The answer should hold every line of the listing, unchanged and free of images.

§ **Provided records**:
▼

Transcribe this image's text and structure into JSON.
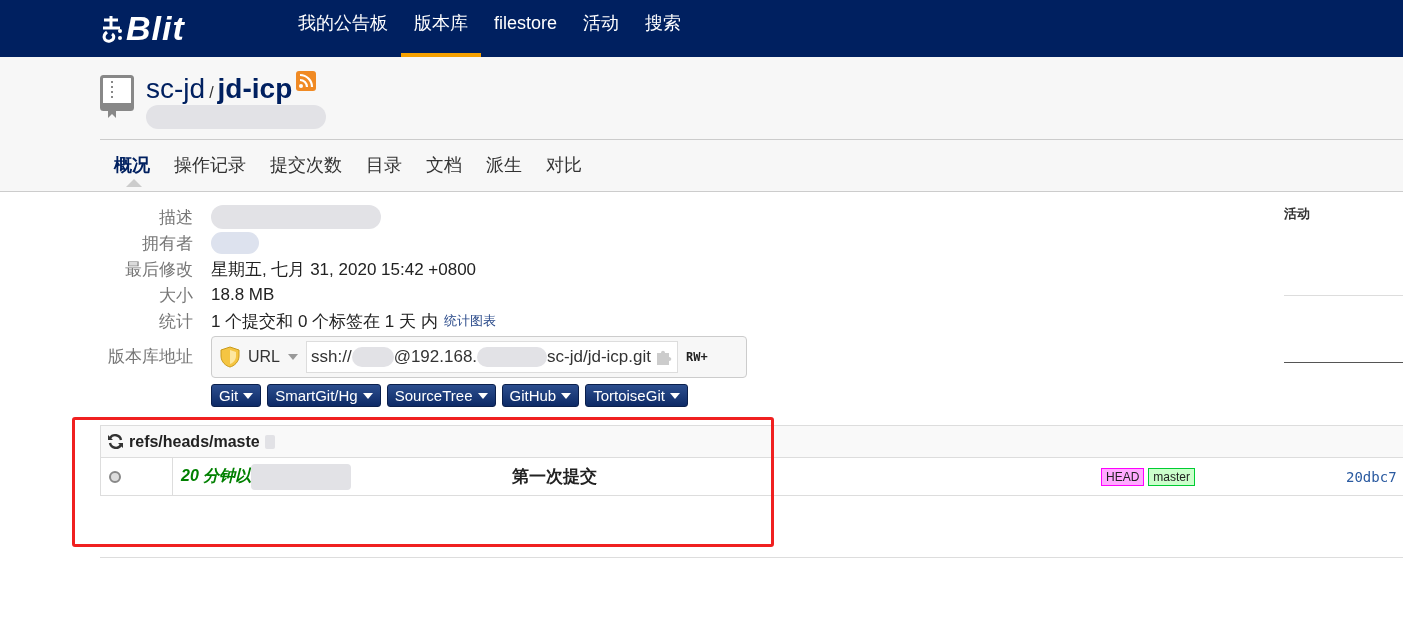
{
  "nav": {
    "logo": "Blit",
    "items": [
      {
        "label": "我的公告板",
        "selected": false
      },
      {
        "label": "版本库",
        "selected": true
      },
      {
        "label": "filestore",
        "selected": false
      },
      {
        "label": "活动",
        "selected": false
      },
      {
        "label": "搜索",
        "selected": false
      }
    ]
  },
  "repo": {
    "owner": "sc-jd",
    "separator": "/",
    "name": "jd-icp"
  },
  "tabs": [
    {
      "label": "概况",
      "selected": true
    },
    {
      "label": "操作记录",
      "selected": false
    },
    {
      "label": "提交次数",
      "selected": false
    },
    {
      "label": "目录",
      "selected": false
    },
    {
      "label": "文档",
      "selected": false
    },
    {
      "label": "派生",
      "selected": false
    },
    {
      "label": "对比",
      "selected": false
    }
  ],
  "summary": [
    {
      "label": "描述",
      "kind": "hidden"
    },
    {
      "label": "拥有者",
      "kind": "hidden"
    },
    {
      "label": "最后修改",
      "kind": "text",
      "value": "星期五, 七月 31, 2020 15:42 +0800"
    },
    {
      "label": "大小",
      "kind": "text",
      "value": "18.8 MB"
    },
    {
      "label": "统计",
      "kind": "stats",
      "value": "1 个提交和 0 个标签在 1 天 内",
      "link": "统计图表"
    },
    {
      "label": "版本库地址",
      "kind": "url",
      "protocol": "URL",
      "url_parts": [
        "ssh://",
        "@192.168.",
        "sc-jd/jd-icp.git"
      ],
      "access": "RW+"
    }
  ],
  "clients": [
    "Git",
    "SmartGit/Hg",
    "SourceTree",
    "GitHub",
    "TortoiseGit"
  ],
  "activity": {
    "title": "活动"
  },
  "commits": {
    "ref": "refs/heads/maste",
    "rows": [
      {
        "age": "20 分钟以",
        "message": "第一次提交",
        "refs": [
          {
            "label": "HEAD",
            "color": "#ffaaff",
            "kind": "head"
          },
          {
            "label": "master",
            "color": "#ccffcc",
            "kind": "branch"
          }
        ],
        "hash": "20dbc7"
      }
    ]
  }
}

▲

§ **Reply to the task**:
Transcribe this image's text and structure into JSON.
{
  "nav": {
    "logo": "Blit",
    "items": [
      {
        "label": "我的公告板",
        "selected": false
      },
      {
        "label": "版本库",
        "selected": true
      },
      {
        "label": "filestore",
        "selected": false
      },
      {
        "label": "活动",
        "selected": false
      },
      {
        "label": "搜索",
        "selected": false
      }
    ]
  },
  "repo": {
    "owner": "sc-jd",
    "separator": "/",
    "name": "jd-icp"
  },
  "tabs": [
    {
      "label": "概况",
      "selected": true
    },
    {
      "label": "操作记录",
      "selected": false
    },
    {
      "label": "提交次数",
      "selected": false
    },
    {
      "label": "目录",
      "selected": false
    },
    {
      "label": "文档",
      "selected": false
    },
    {
      "label": "派生",
      "selected": false
    },
    {
      "label": "对比",
      "selected": false
    }
  ],
  "summary": [
    {
      "label": "描述",
      "kind": "hidden"
    },
    {
      "label": "拥有者",
      "kind": "hidden"
    },
    {
      "label": "最后修改",
      "kind": "text",
      "value": "星期五, 七月 31, 2020 15:42 +0800"
    },
    {
      "label": "大小",
      "kind": "text",
      "value": "18.8 MB"
    },
    {
      "label": "统计",
      "kind": "stats",
      "value": "1 个提交和 0 个标签在 1 天 内",
      "link": "统计图表"
    },
    {
      "label": "版本库地址",
      "kind": "url",
      "protocol": "URL",
      "url_parts": [
        "ssh://",
        "@192.168.",
        "sc-jd/jd-icp.git"
      ],
      "access": "RW+"
    }
  ],
  "clients": [
    "Git",
    "SmartGit/Hg",
    "SourceTree",
    "GitHub",
    "TortoiseGit"
  ],
  "activity": {
    "title": "活动"
  },
  "commits": {
    "ref": "refs/heads/maste",
    "rows": [
      {
        "age": "20 分钟以",
        "message": "第一次提交",
        "refs": [
          {
            "label": "HEAD",
            "color": "#ffaaff",
            "kind": "head"
          },
          {
            "label": "master",
            "color": "#ccffcc",
            "kind": "branch"
          }
        ],
        "hash": "20dbc7"
      }
    ]
  }
}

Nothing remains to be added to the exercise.